'''

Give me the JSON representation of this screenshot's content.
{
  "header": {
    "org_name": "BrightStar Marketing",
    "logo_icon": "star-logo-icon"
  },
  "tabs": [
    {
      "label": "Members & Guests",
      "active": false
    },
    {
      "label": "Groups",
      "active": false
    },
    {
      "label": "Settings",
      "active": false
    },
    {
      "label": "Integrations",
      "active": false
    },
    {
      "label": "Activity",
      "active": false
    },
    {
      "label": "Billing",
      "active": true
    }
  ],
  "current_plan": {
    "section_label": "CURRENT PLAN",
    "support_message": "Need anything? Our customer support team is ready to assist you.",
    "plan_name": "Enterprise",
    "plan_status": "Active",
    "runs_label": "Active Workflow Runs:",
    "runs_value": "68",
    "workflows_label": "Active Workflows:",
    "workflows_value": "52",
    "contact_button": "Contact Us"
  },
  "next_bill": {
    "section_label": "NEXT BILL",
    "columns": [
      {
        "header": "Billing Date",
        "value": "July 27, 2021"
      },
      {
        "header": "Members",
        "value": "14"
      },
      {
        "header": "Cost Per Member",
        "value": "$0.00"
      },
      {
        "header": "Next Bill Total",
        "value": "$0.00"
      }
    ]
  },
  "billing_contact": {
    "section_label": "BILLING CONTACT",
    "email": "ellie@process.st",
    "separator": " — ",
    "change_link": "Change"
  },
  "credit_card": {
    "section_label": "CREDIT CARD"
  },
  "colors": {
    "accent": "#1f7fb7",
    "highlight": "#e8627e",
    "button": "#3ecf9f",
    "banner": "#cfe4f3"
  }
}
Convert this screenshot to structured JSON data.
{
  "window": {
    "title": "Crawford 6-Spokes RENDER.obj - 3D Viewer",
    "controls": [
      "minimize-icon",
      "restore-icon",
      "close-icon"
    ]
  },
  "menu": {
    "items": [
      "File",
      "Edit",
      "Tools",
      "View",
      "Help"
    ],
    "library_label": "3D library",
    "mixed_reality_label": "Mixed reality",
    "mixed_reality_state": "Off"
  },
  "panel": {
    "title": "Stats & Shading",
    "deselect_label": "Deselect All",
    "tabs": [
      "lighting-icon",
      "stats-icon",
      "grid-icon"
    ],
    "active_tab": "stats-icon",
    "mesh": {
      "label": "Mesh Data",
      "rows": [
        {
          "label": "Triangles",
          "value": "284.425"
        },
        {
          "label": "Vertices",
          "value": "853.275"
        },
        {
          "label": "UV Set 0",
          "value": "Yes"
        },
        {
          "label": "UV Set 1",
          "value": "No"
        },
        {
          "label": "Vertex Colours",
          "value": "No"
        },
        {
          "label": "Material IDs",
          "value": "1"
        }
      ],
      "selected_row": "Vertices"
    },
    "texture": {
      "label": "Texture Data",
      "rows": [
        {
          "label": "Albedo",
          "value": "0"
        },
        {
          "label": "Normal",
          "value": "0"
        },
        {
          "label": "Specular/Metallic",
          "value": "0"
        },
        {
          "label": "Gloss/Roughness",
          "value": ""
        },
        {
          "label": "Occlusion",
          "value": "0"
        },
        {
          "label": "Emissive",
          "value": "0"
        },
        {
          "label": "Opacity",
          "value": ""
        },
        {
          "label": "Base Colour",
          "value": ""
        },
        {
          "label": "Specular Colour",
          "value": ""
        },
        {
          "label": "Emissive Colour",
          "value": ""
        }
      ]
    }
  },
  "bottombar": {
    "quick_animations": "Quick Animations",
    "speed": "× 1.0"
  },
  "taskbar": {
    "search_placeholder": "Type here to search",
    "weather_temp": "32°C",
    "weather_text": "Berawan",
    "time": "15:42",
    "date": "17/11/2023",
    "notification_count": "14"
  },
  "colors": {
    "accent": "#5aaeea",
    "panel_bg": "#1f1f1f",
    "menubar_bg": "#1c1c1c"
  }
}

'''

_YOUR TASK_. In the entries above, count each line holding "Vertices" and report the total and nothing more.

_RESPONSE AREA_. 2